Paxton claims that almost all capitalist democracies spawned fascist movements, but the great majority of these movements failed and never reached the second stage. Only the German and Italian fascist movements became securely established in Stage 4 (exercising state power), and only the Nazi movement became fully radicalized. Paxton interprets the Japanese empire of 1932-45 as an expansionist military dictatorship rather than a genuine fascist regime.
Paxton identifies a number of “mobilizing passions” which provide the “emotional lava” for fascism. These include:
- A sense of overwhelming crisis that cannot be solved by the usual means
- A belief that ones’ group is a victim, which justifies unlimited attacks upon enemies
- The desire for a strong dictatorial leader
- The beauty of violence that makes ones’ group successful
- The right of a triumphant people to dominate others
These mobilizing passions can easily arise within democratic societies. And fascist movements can do enormous harm even if they do not acquire state power.
Readers may wonder whether capitalist democracy in the United States is vulnerable to fascism. A full-fledged fascist regime seems unlikely in the U.S.A., but an American fascist movement could gain considerable political traction. History suggests that military defeat increases the susceptibility of a capitalist society to fascist movements.
Although the United States is still the world’s dominant military power, in the last half-century it has not emerged victorious in most of its major wars. Indeed, many informed observers consider the U.S.A. to be a declining imperial power.
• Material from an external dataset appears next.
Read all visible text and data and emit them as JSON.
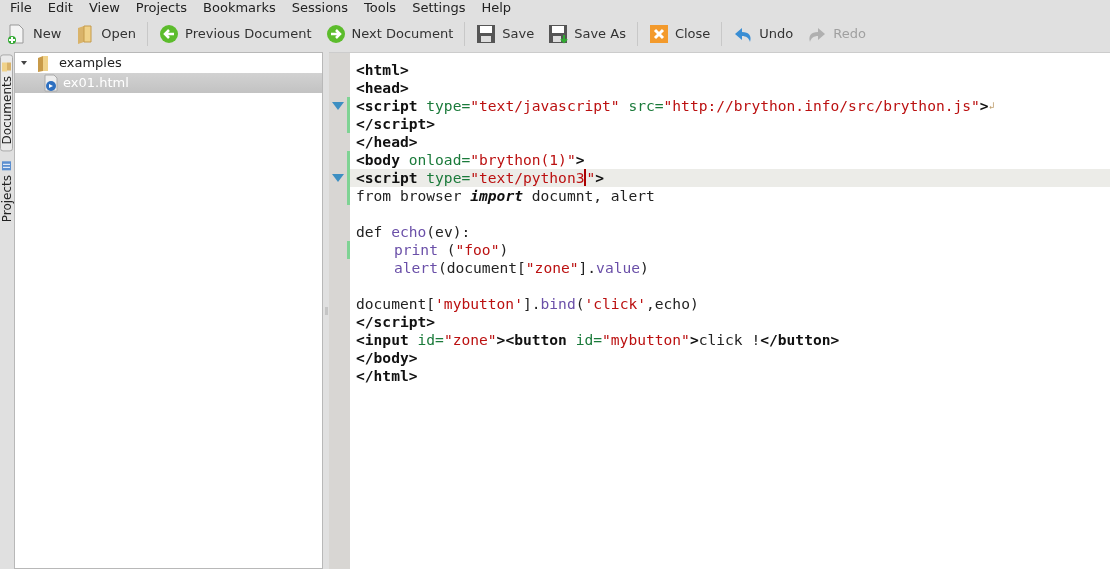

Declining imperial powers are known to be dangerous, and this reality could have implications for the emergence of an American fascism.